Change your voice when you are repeating vocabulary. Use a silly voice sometimes. Chant, sing. Make repetition fun. 

Remember that the start of the day is the evening overseas and the children have been in school all day. They haven't played yet and depending on class time, may not have had supper yet. Does your student need alone time to decompress, or recharge personal energy each day? That's the primary symptom of a socially overwhelmed person who needs models and no pressure. Students can feel overwhelmed because of eye contact, fashion, costs, expectations. An overwhelmed student cannot express or parse his or her own inner thoughts and feelings. Whence the need for quiet time alone, but they may not have enough decompression time. So, "Do you like ice cream?" sounds as complex or demanding as "Who should be the president of the USA and why?"  This is why it is so important to model the answer before asking the question in Q&A. We prefer human faces to other shapes and we absorb phonics from Motherese. Overwhelmed students need models to imitate, and so they can relax. 

Advice for New Teachers

Confirm you do not need to create a curriculum. ( Making the curriculum is a classic waste of time. As soon as it's done, students change their mind about what they wanted. ) Confirm school authority will ask children to behave well. Confirm you get about $20/hour, not $2/hour. If you are overseas, confirm your visa won't get changed from legal to illegal without your awareness. 

Do good marketing. Give minimal lesson plans to guide parents well but don't sink all your free time into it. 

Before you sign up with a platform, do your research. Do they penalize you for technical difficulties? Is early late? (Some schools specify you must be 20 minutes early, so 19 minutes early is late.) Do they want natural English or no extra words? 

(Opinions of the writer in this blog don't represent those of China Daily.)

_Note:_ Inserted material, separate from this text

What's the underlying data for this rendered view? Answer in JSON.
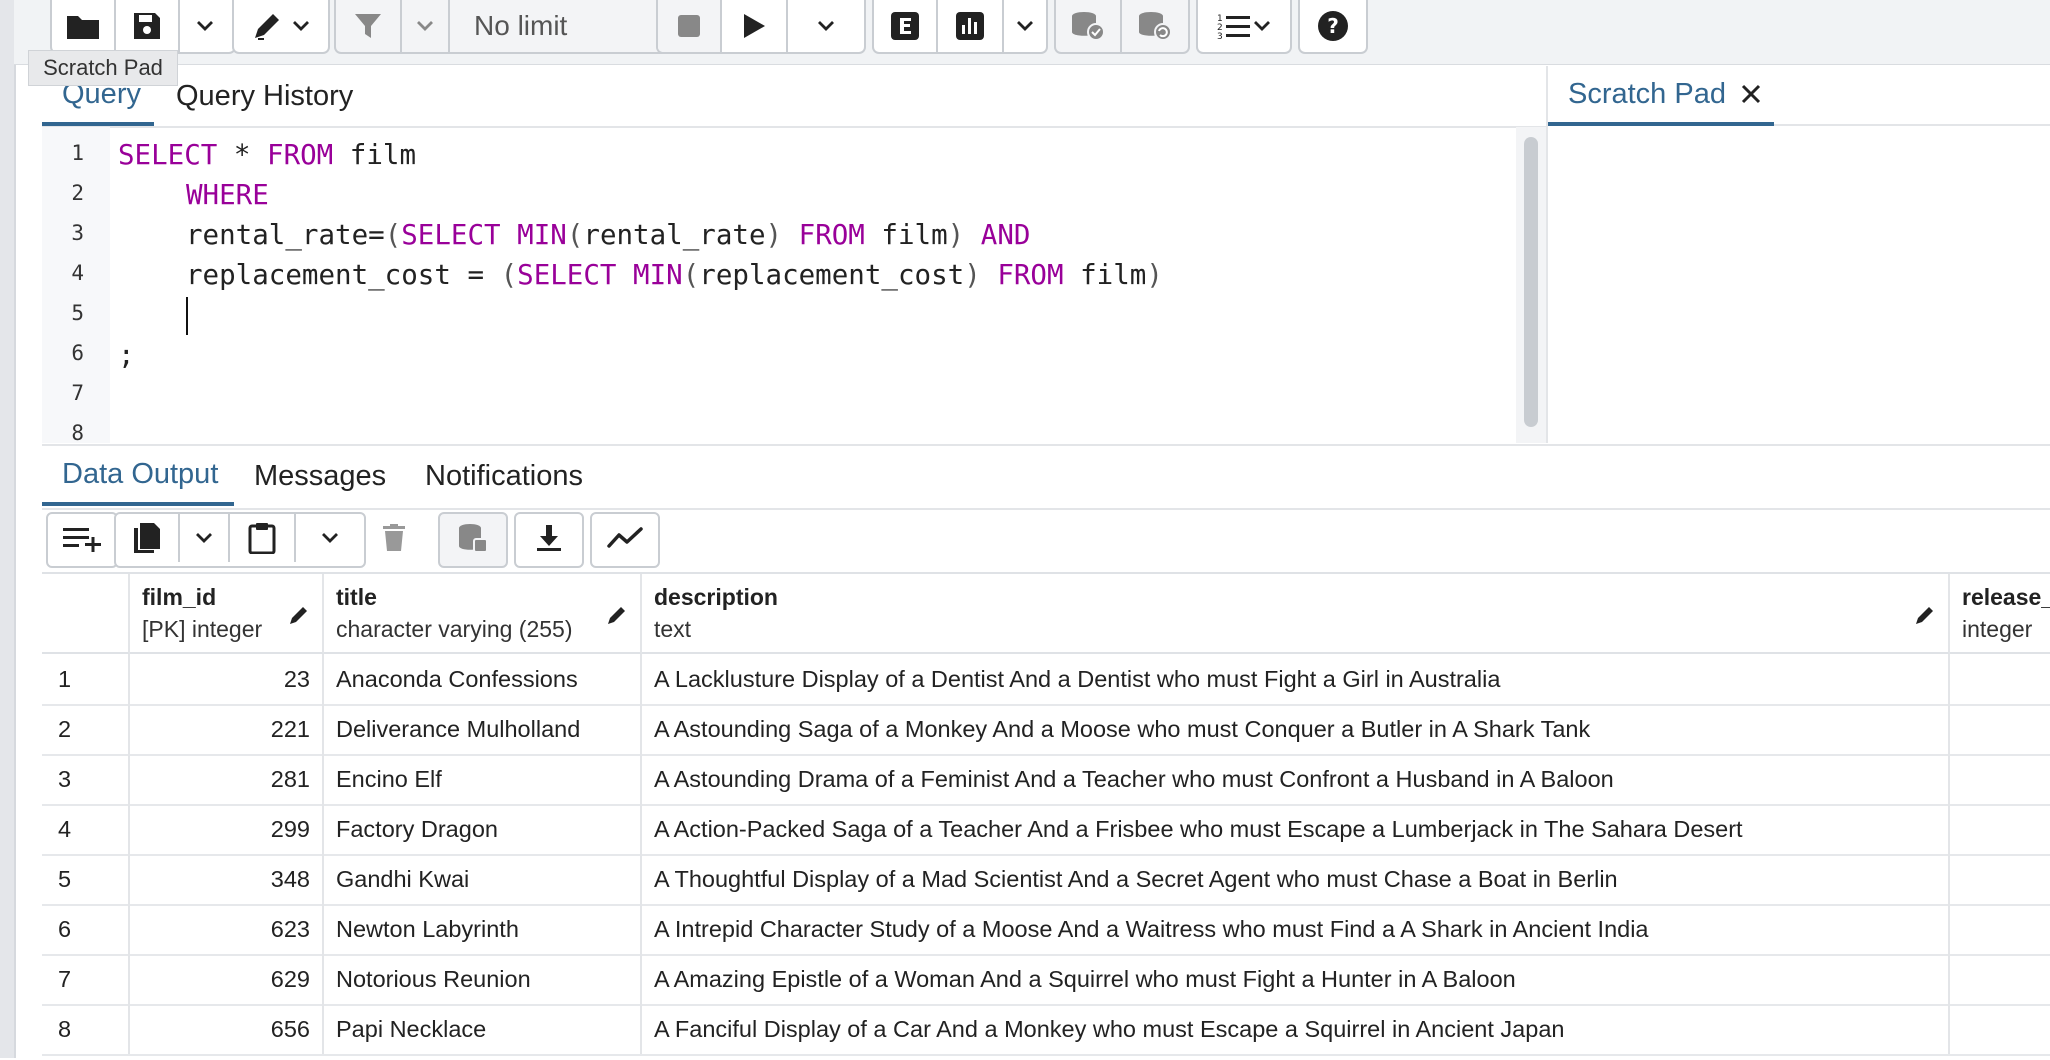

Shake hands

Like 0 Share


Comment (0 comments)

facelist doodle Doodle board

You need to login to comment Login | register


Recent comments

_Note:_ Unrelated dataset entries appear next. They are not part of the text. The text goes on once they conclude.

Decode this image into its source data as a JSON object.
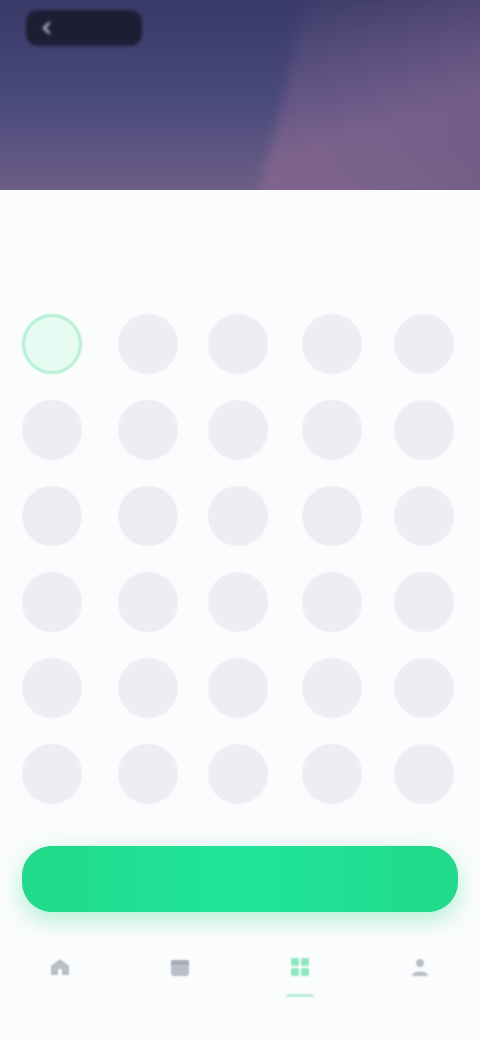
{
  "header": {
    "back_label": "",
    "right_text": "",
    "title": "",
    "subtitle": ""
  },
  "content": {
    "left_label": "",
    "right_label": "",
    "sub_label": ""
  },
  "grid": {
    "cells": [
      {
        "label": "",
        "selected": true
      },
      {
        "label": "",
        "selected": false
      },
      {
        "label": "",
        "selected": false
      },
      {
        "label": "",
        "selected": false
      },
      {
        "label": "",
        "selected": false
      },
      {
        "label": "",
        "selected": false
      },
      {
        "label": "",
        "selected": false
      },
      {
        "label": "",
        "selected": false
      },
      {
        "label": "",
        "selected": false
      },
      {
        "label": "",
        "selected": false
      },
      {
        "label": "",
        "selected": false
      },
      {
        "label": "",
        "selected": false
      },
      {
        "label": "",
        "selected": false
      },
      {
        "label": "",
        "selected": false
      },
      {
        "label": "",
        "selected": false
      },
      {
        "label": "",
        "selected": false
      },
      {
        "label": "",
        "selected": false
      },
      {
        "label": "",
        "selected": false
      },
      {
        "label": "",
        "selected": false
      },
      {
        "label": "",
        "selected": false
      },
      {
        "label": "",
        "selected": false
      },
      {
        "label": "",
        "selected": false
      },
      {
        "label": "",
        "selected": false
      },
      {
        "label": "",
        "selected": false
      },
      {
        "label": "",
        "selected": false
      },
      {
        "label": "",
        "selected": false
      },
      {
        "label": "",
        "selected": false
      },
      {
        "label": "",
        "selected": false
      },
      {
        "label": "",
        "selected": false
      },
      {
        "label": "",
        "selected": false
      }
    ]
  },
  "cta": {
    "label": ""
  },
  "bottom_nav": {
    "items": [
      {
        "label": "",
        "icon": "home-icon",
        "active": false
      },
      {
        "label": "",
        "icon": "calendar-icon",
        "active": false
      },
      {
        "label": "",
        "icon": "grid-icon",
        "active": true
      },
      {
        "label": "",
        "icon": "profile-icon",
        "active": false
      }
    ]
  },
  "colors": {
    "accent": "#22d98a",
    "hero_bg": "#3a3a68",
    "cell_bg": "#eceef3",
    "selected_border": "#b6f0d3"
  }
}
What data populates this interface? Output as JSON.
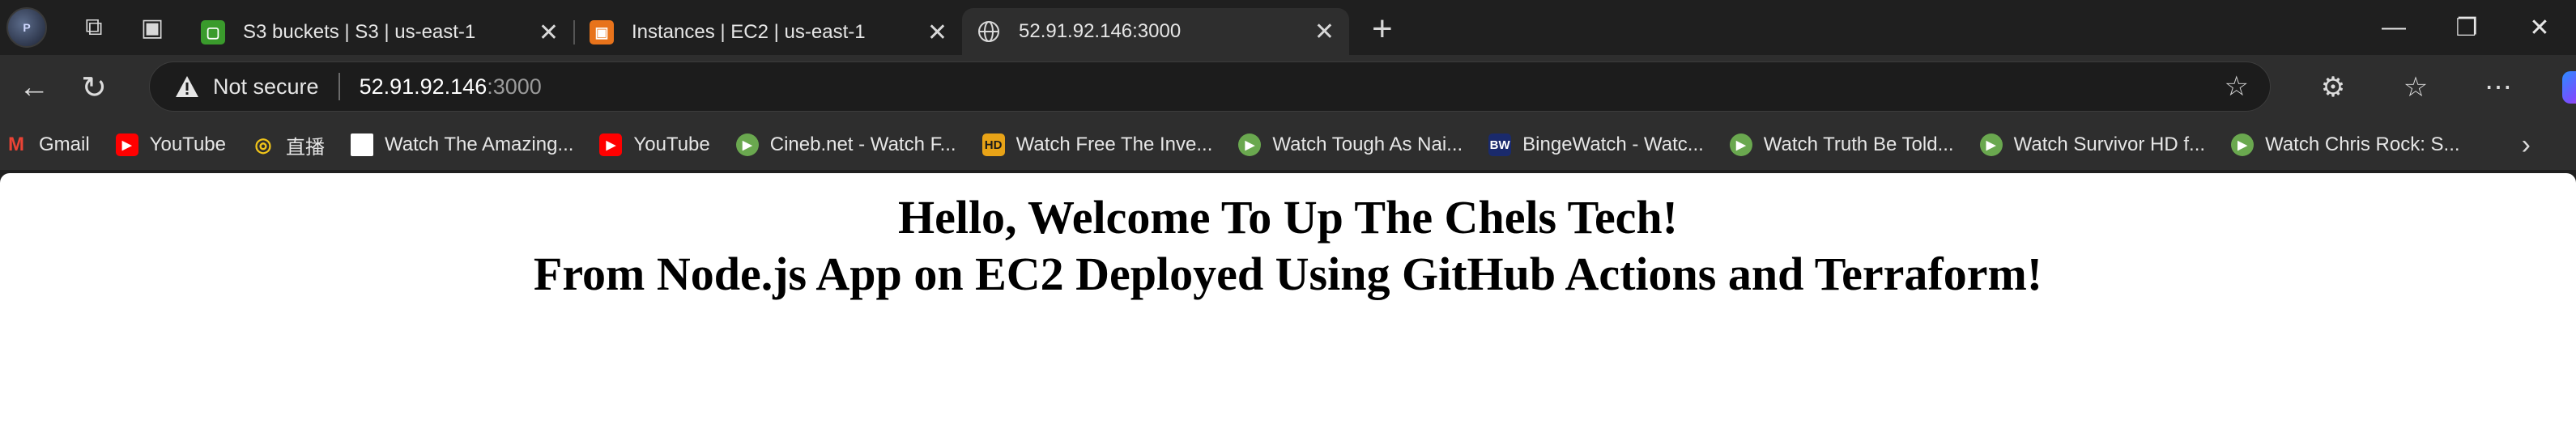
{
  "tabs": [
    {
      "label": "S3 buckets | S3 | us-east-1",
      "favicon": "s3-icon",
      "color": "#3a9b2c"
    },
    {
      "label": "Instances | EC2 | us-east-1",
      "favicon": "ec2-icon",
      "color": "#e8731b"
    },
    {
      "label": "52.91.92.146:3000",
      "favicon": "globe-icon",
      "active": true
    }
  ],
  "toolbar": {
    "security_label": "Not secure",
    "url_host": "52.91.92.146",
    "url_port": ":3000"
  },
  "bookmarks": [
    {
      "label": "Gmail",
      "icon": "gmail-icon",
      "color": "#ea4335"
    },
    {
      "label": "YouTube",
      "icon": "youtube-icon",
      "color": "#ff0000"
    },
    {
      "label": "直播",
      "icon": "live-icon",
      "color": "#f0c419"
    },
    {
      "label": "Watch The Amazing...",
      "icon": "page-icon",
      "color": "#ffffff"
    },
    {
      "label": "YouTube",
      "icon": "youtube-icon",
      "color": "#ff0000"
    },
    {
      "label": "Cineb.net - Watch F...",
      "icon": "play-icon",
      "color": "#6aa84f"
    },
    {
      "label": "Watch Free The Inve...",
      "icon": "hd-icon",
      "color": "#e8a317"
    },
    {
      "label": "Watch Tough As Nai...",
      "icon": "play-icon",
      "color": "#6aa84f"
    },
    {
      "label": "BingeWatch - Watc...",
      "icon": "bw-icon",
      "color": "#1a2a6c"
    },
    {
      "label": "Watch Truth Be Told...",
      "icon": "play-icon",
      "color": "#6aa84f"
    },
    {
      "label": "Watch Survivor HD f...",
      "icon": "play-icon",
      "color": "#6aa84f"
    },
    {
      "label": "Watch Chris Rock: S...",
      "icon": "play-icon",
      "color": "#6aa84f"
    }
  ],
  "page": {
    "line1": "Hello, Welcome To Up The Chels Tech!",
    "line2": "From Node.js App on EC2 Deployed Using GitHub Actions and Terraform!"
  }
}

  • Education Methods 2020-1-7 20:25

    Then, IF you are the Secretary General of the United Nations, how do you tell the young students of the world what is going on in our world and, how to do is the right way

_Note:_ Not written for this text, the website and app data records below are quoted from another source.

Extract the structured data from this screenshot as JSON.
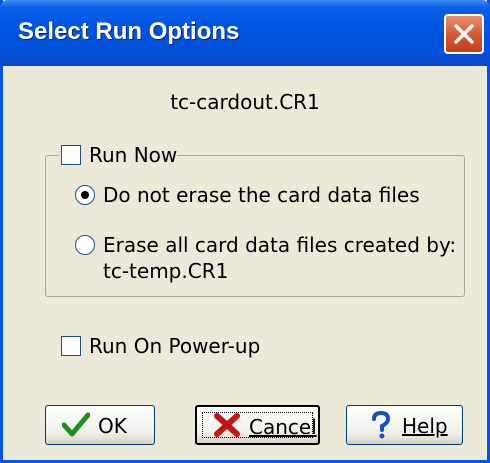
{
  "window": {
    "title": "Select Run Options"
  },
  "file": {
    "name": "tc-cardout.CR1"
  },
  "group": {
    "run_now": {
      "label": "Run Now",
      "checked": false
    },
    "options": [
      {
        "label": "Do not erase the card data files",
        "selected": true
      },
      {
        "label_line1": "Erase all card data files created by:",
        "label_line2": "tc-temp.CR1",
        "selected": false
      }
    ]
  },
  "run_on_powerup": {
    "label": "Run On Power-up",
    "checked": false
  },
  "buttons": {
    "ok": {
      "label": "OK",
      "icon": "checkmark-icon"
    },
    "cancel": {
      "label": "Cancel",
      "icon": "x-icon"
    },
    "help": {
      "label": "Help",
      "icon": "question-icon"
    }
  },
  "colors": {
    "title_bar": "#0054e3",
    "dialog_bg": "#ece9d8",
    "close_button": "#d3532f"
  }
}
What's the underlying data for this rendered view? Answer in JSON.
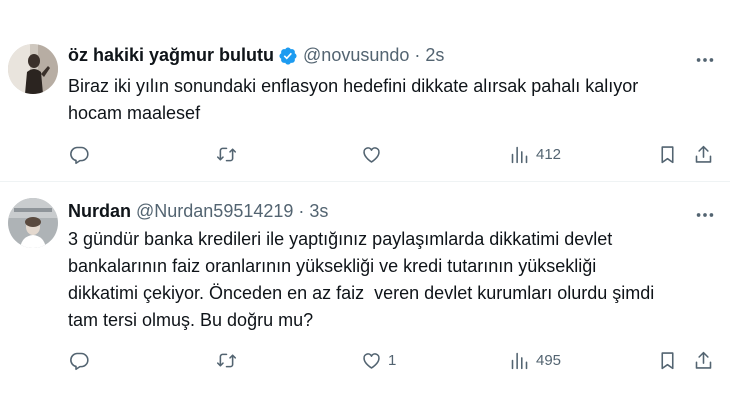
{
  "tweets": [
    {
      "display_name": "öz hakiki yağmur bulutu",
      "verified": true,
      "handle": "@novusundo",
      "separator": "·",
      "time": "2s",
      "text_lines": [
        "Biraz iki yılın sonundaki enflasyon hedefini dikkate alırsak pahalı kalıyor",
        "hocam maalesef"
      ],
      "reply_count": "",
      "retweet_count": "",
      "like_count": "",
      "view_count": "412"
    },
    {
      "display_name": "Nurdan",
      "verified": false,
      "handle": "@Nurdan59514219",
      "separator": "·",
      "time": "3s",
      "text_lines": [
        "3 gündür banka kredileri ile yaptığınız paylaşımlarda dikkatimi devlet",
        "bankalarının faiz oranlarının yüksekliği ve kredi tutarının yüksekliği",
        "dikkatimi çekiyor. Önceden en az faiz  veren devlet kurumları olurdu şimdi",
        "tam tersi olmuş. Bu doğru mu?"
      ],
      "reply_count": "",
      "retweet_count": "",
      "like_count": "1",
      "view_count": "495"
    }
  ],
  "colors": {
    "text_primary": "#0f1419",
    "text_secondary": "#536471",
    "verified_blue": "#1d9bf0",
    "divider": "#eff3f4"
  },
  "icons": [
    "more-icon",
    "reply-icon",
    "retweet-icon",
    "like-icon",
    "views-icon",
    "bookmark-icon",
    "share-icon",
    "verified-icon"
  ]
}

  • Education Methods 2020-1-5 01:54

    snowipine: Punishment strictly following the rules is always the last resort , usually we don't this way, but if here is no other wayout, how to do ?  I guess.
    Thanks for your comment, Snowpine. In schools and in prisons, we shouldn't feel trapped into punishments as persuasion or as motivation. We should be able to use rewards systems. What inspired my blog entry is thinking about the failed terrorist reform efforts, like Gitmo, and why they fail. Negativity doesn't cause improvements and secrecy just makes it worse, but rewards systems may work. It's unclear though since terrorists are different from students and normal prisoners.

Star blogger










Most Viewed

Most commented

Contact us:Tel: (86)010-84883548, Email:
Blog announcement:| We reserve the right, and you authorize us, to use content, including words, photos and videos, which you provide to our blog
platform, for non-profit purposes on China Daily media, comprising newspaper, website, iPad and other social media accounts.